=== TASK INPUTS ===

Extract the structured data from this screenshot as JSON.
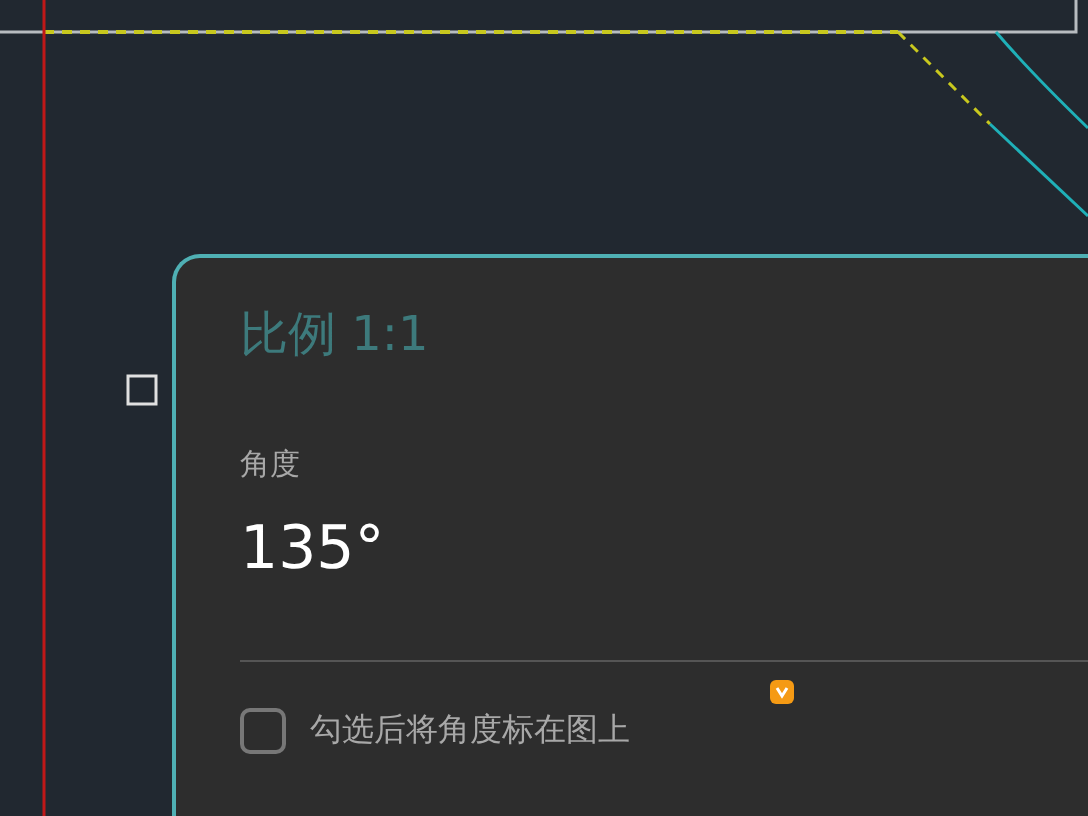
{
  "panel": {
    "title": "比例 1:1",
    "angle_label": "角度",
    "angle_value": "135°",
    "checkbox": {
      "label": "勾选后将角度标在图上",
      "checked": false
    }
  }
}
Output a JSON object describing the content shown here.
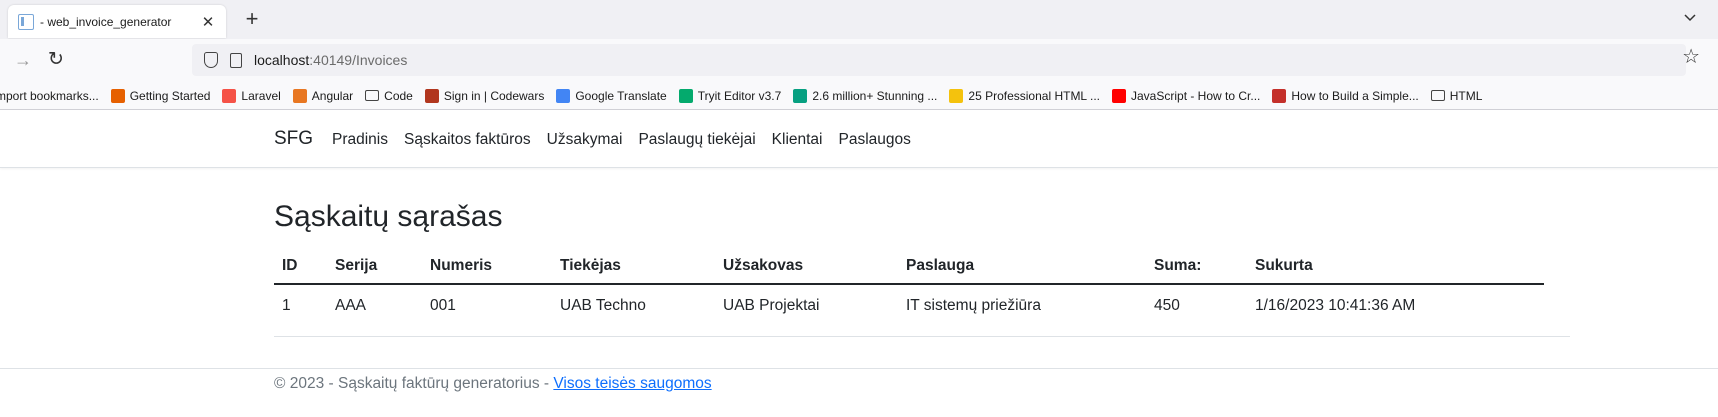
{
  "browser": {
    "tab_title": "- web_invoice_generator",
    "url_host": "localhost",
    "url_rest": ":40149/Invoices",
    "bookmarks": [
      {
        "label": "mport bookmarks...",
        "color": "transparent"
      },
      {
        "label": "Getting Started",
        "color": "#e66000"
      },
      {
        "label": "Laravel",
        "color": "#f55247"
      },
      {
        "label": "Angular",
        "color": "#e87722"
      },
      {
        "label": "Code",
        "color": "transparent"
      },
      {
        "label": "Sign in | Codewars",
        "color": "#b1361e"
      },
      {
        "label": "Google Translate",
        "color": "#4285f4"
      },
      {
        "label": "Tryit Editor v3.7",
        "color": "#04aa6d"
      },
      {
        "label": "2.6 million+ Stunning ...",
        "color": "#07a081"
      },
      {
        "label": "25 Professional HTML ...",
        "color": "#f4c20d"
      },
      {
        "label": "JavaScript - How to Cr...",
        "color": "#ff0000"
      },
      {
        "label": "How to Build a Simple...",
        "color": "#c4302b"
      },
      {
        "label": "HTML",
        "color": "transparent"
      }
    ]
  },
  "site": {
    "brand": "SFG",
    "nav": [
      "Pradinis",
      "Sąskaitos faktūros",
      "Užsakymai",
      "Paslaugų tiekėjai",
      "Klientai",
      "Paslaugos"
    ]
  },
  "main": {
    "title": "Sąskaitų sąrašas",
    "columns": [
      "ID",
      "Serija",
      "Numeris",
      "Tiekėjas",
      "Užsakovas",
      "Paslauga",
      "Suma:",
      "Sukurta"
    ],
    "rows": [
      [
        "1",
        "AAA",
        "001",
        "UAB Techno",
        "UAB Projektai",
        "IT sistemų priežiūra",
        "450",
        "1/16/2023 10:41:36 AM"
      ]
    ]
  },
  "footer": {
    "text": "© 2023 - Sąskaitų faktūrų generatorius - ",
    "link": "Visos teisės saugomos"
  }
}
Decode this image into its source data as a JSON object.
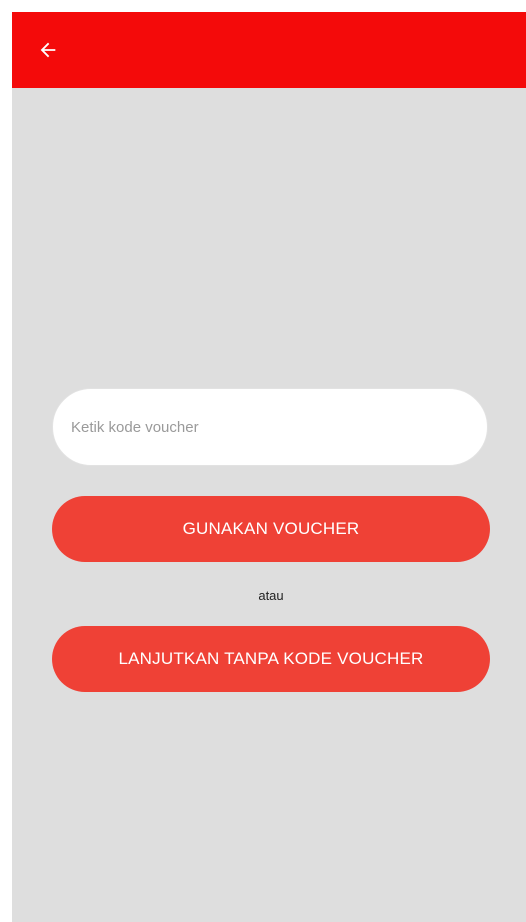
{
  "app_bar": {
    "back_icon": "arrow-left-icon",
    "color": "#f40a0a"
  },
  "voucher_form": {
    "input_placeholder": "Ketik kode voucher",
    "input_value": "",
    "apply_label": "GUNAKAN VOUCHER",
    "separator": "atau",
    "continue_label": "LANJUTKAN TANPA KODE VOUCHER",
    "button_color": "#ef4136"
  },
  "background_color": "#dedede"
}
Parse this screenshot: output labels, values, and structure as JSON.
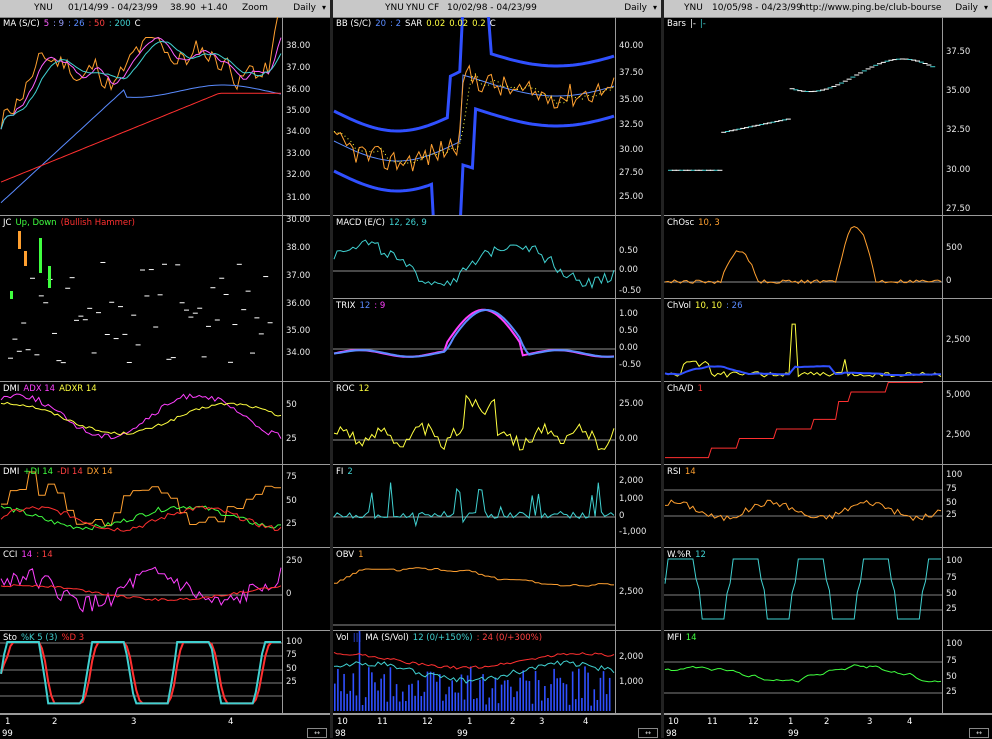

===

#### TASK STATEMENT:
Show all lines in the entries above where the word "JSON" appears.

#### TASK RESULT:
Extract the structured data from this screenshot as JSON.
Output a JSON object describing the content shown here.
Decode this image into its source data as a JSON object.
Parse this screenshot: output labels, values, and structure as JSON.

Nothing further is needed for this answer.